Moreover, the plea notes indicate that appellant may not have fully realized the true legal consequences of her admitted conduct. Where it appears that some unfairness might otherwise actively operate to the prejudice of a defendant, it may be necessary or advisable that the defendant have counsel and that sufficient time be allowed for counsel to become familiar with the matter in order that defendant may be properly advised concerning the entry of a plea of guilty. See Com. ex rel. Popovich v. Claudy, 170 Pa. Super. 482, 486, 87 A.2d 489; Com. ex rel. Dion v. Tees, 180 Pa. Super. 82, 88, 118 A.2d 756. This is especially true where the facts and legal issues are unusually complex. See Com. ex rel. Robinson v. Maroney, 175 Pa. Super. 529, 532, 107 A.2d 188. Appellant's appointed counsel served after the entry of the plea. He had no notice of the subsequent hearing at which probation was imposed and consequently he was not present. These circumstances, together with the doubt as to appellant's guilt that was created at the hearing on the plea, indicate that appellant did not have sufficient opportunity to have effective representation. See Com. ex rel. Robinson v. Maroney, supra, 175 Pa. Super. 529, 531, 532, 107 A.2d 188. Cf. Com. ex rel. Smilley v. Claudy, 172 Pa. Super. 247, 250, 93 A.2d 894. The request of appellant for the withdrawal of the plea of guilty, in which the district attorney joined, should have been allowed by the court below.
In appeal No. 92, April Term, 1957 (habeas corpus), the order is reversed; defendant is discharged upon the entry of bail in the amount of $2,000 for compliance with the following order in appeal No. 91, April Term, 1957.

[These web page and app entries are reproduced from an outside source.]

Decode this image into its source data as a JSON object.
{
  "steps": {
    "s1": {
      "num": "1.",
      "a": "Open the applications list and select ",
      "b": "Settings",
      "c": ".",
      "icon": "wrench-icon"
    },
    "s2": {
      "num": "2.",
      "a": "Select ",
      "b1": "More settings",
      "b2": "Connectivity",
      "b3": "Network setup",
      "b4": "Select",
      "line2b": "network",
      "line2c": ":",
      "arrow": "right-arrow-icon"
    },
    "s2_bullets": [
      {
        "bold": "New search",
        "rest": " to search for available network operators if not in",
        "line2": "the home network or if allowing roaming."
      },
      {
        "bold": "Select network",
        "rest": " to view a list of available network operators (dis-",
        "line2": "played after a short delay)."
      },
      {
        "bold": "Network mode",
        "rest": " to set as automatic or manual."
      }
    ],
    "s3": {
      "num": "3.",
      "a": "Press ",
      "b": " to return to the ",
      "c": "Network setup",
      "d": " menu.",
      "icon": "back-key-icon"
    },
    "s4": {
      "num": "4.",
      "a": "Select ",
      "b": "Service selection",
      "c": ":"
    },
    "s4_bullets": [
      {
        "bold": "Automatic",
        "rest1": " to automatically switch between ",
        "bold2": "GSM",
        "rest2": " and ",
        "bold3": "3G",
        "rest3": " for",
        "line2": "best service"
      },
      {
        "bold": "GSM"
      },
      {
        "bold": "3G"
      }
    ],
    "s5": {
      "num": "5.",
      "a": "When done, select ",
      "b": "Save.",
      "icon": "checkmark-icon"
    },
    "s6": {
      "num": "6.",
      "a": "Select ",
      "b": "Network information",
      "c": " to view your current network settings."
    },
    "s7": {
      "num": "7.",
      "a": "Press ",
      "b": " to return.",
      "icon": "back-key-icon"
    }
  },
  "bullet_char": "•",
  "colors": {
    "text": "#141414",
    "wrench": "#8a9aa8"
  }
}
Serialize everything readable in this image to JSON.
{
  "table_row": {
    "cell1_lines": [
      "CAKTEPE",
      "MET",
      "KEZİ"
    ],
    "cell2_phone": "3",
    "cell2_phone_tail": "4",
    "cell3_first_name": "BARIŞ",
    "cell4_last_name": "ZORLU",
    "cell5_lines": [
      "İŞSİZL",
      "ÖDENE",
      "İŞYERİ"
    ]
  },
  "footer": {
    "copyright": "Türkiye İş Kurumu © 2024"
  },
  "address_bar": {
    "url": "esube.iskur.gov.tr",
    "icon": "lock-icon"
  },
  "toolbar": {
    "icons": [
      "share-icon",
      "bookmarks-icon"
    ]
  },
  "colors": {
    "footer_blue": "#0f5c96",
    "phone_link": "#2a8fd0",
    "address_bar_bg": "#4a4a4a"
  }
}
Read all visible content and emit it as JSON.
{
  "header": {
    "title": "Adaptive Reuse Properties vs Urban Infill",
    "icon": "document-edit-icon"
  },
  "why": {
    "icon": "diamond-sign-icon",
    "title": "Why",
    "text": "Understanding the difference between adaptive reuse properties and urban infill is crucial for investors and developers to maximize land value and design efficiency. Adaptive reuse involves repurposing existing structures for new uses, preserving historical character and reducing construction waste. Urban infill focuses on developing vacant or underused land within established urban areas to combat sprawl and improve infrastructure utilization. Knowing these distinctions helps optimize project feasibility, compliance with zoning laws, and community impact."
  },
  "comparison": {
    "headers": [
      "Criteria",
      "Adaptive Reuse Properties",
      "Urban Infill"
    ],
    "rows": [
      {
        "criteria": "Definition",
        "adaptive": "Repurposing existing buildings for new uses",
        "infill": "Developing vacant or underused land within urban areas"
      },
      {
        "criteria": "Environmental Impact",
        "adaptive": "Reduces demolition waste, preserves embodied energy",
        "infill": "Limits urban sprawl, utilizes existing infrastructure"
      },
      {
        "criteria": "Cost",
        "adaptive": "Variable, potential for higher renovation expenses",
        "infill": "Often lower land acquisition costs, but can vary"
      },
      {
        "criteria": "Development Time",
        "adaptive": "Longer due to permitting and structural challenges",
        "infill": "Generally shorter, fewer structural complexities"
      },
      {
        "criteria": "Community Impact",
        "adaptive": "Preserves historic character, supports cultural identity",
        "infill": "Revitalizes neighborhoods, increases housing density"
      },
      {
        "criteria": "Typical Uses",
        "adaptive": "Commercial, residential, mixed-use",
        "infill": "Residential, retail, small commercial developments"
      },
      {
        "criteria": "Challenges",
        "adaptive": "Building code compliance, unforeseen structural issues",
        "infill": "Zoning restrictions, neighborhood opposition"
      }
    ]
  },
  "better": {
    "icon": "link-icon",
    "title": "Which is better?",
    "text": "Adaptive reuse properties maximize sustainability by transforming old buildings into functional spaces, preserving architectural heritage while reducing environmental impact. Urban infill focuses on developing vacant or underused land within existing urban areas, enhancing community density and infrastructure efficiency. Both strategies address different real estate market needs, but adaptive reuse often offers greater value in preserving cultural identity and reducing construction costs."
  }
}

In appeal No. 91, April Term, 1957 (burglary), the judgment of sentence is vacated; the record is remanded to the court below with direction that defendant be permitted to withdraw the plea of guilty and enter a plea of not guilty, and that the matter proceed thereafter on the indictment.